Unless you have a legitimate disaster-response skill set, sending money is the best way to benefit the Nepali people. In the wake of the recent 7.8-magnitude earthquake, we may feel the urge to send provisions, but many experts point out that it's often more efficient to empower local aid groups to regionally purchase the precise supplies that they need. Nepal is seeing massively inflated prices on food and medical supplies, and response teams require the capital to bring in resources from neighboring countries. Here, we've assembled a list of local and international aid groups below, to help clarify how you can direct your donations to benefit Nepal in this time of crisis.
Shedrub Development Fund
The Shedrub Development Fund is directed by spiritual leader Chokyi Nyima Rinpoche, and is running off monk-power from Ka-Nying Shedrub Ling Monastery, as well as local volunteers in Boudhanath. The neighborhood of Boudhanath is primarily Tibetan, and lies on the outskirts of Kathmandu. Though the earthquake smashed much of the infrastructure near the region, most of Boudha's monasteries suffered minimal damage. Wearing blue rescue vests over their red robes, Ka-Nying's monks led scouting missions to several mountain villages that are yet to be reached by international aid teams. They determined what resources these villages need, have assembled teams to gather resources, and are hiking into the mountains to deliver supplies.
Chokgyur Lingpa Foundation
The Chokgyur Lingpa Foundation is under the direction of Phakchok Rinpoche, another Buddhist leader in the Tibetan community. He and his senior monks are providing temporary shelter, food, and water to the homeless and have sent aid teams to help people in the isolated regions of Tara Bir and Yolmo. Large NGO aid agencies have not accessed these regions, and many of the monks associated with CGLF were born in these remote areas. "In a stressful time such as this, their presence as aid volunteers is both spiritually and materially soothing to the affected people. Their knowledge of the local dialects, customs, and expectations equips them to deal very effectively with the needs of the Nepalis," the CGLF reports.
Karuna-Shechen has managed over 140 humanitarian projects in Nepal, India, and Tibet. Matthieu Ricard, the well-known French monk, is the President and Co-founder of the organization. It is associated with Shechen Monastery and Shechen Medical Clinic, which did not suffer major damage during the quake. The monastery compound is currently operating as a shelter and medical first aid center for people in Kathmandu. Food and water are being provided to thousands camping in the monastery courtyard. Prior to the earthquake, Karuna-Shechen trained Advanced First Aiders (AFA) across Nepal to assist in case of an emergency such as this. They therefore have operations active in remote villages that have suffered maximum casualties.
Nepal Red Cross

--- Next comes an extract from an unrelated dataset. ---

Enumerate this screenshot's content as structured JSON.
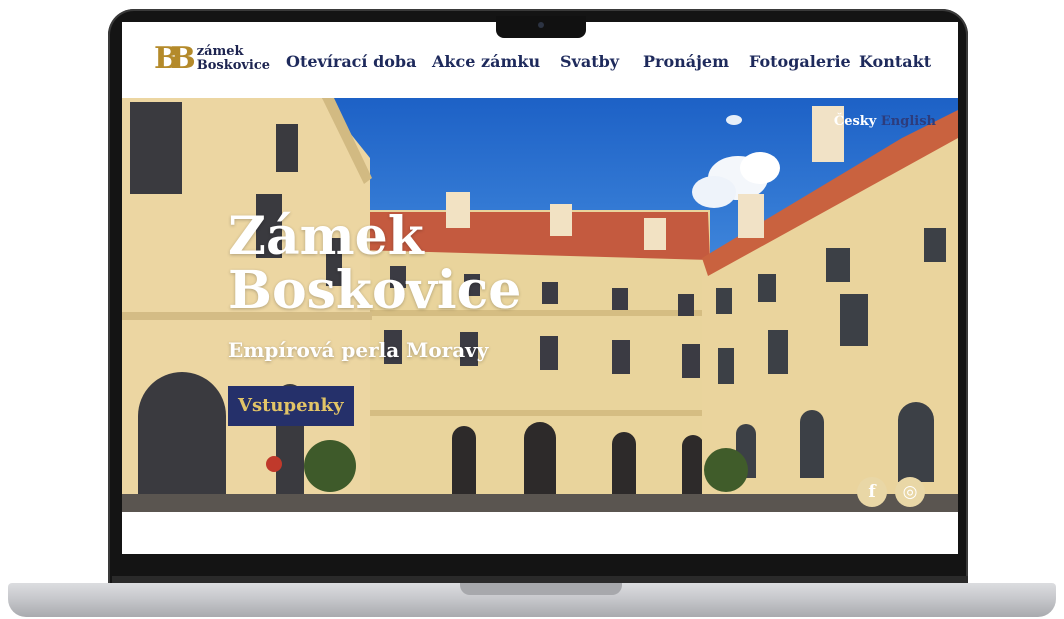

With over 1500 local volunteers and 300 staff, the Nepal Red Cross is capable of navigating local communities across the country. They've led search and rescue efforts, provided first aid and psychosocial services, and are providing health services at evacuation centers. The NRCS states that they offered first aid to more than 800 people on the weekend of the disaster. Efforts are now directed toward accessing towns and villages closer to the epicenter of the quake between Kathmandu and Pokhara.
Oxfam is an international aid organization, whose primary response in the aftermath of the quake is directed at mitigating secondary disasters such as disease outbreak, by providing clean water and toilets. Oxfam is currently attending to four open-air sites in the Kathmandu Valley, and are working with other agencies to expand their outreach to 16 sites developed by the Nepali government. Their goal is to assist at least 350,000 people suffering from lack of hygiene and clean drinking water.
CARE is working to provide emergency supplies and hygiene kits to over 2,500 people in rural areas like Gorkha (which is near the heavily damaged epicenter of the quake). "The needs in response to this catastrophe are immense, and CARE staff on the ground are now putting plans in place to assist up to 75,000 people with temporary shelter, ready-to-eat meals, water purification and toilet construction," the organization states. They currently have 150 staff in Nepal.
Though initially responding within Kathmandu, Mercy Corps is now distributing emergency supply kits to small villages like Chapagaon, outside of the Kathmandu Valley. The kits include tarps, blankets, cooking utensils, soap, towels and water purification tablets.
Direct Relief is systematically aggregating and deploying medical teams from various aid organizations. Though they provide material support, like shipping 250 pounds of antibiotics and wound care, their disaster response is to work with local partners and empower them to traverse the path of long-term recovery. The organization does not operate off a general aid procedure, but works the singular conditions of each disaster to focus on implementing an intelligent logistical approach. Essentially, they harness what needs to be harnessed and put aid groups into action in the most efficient way possible.
Doctors Without Borders
Doctors Without Borders deployed surgical teams to Kathmandu and Gorkha and continues to assess the medical needs of hospitals and camps in both regions. Medical teams are running eight dialysis machines around the clock, primarily to treat patients with chronic conditions rather than those with "crush syndrome." Doctors Without Borders is not currently accepting donations specifically for Nepal, as they claim to need more visibility on the scope of their response. You can view updates here.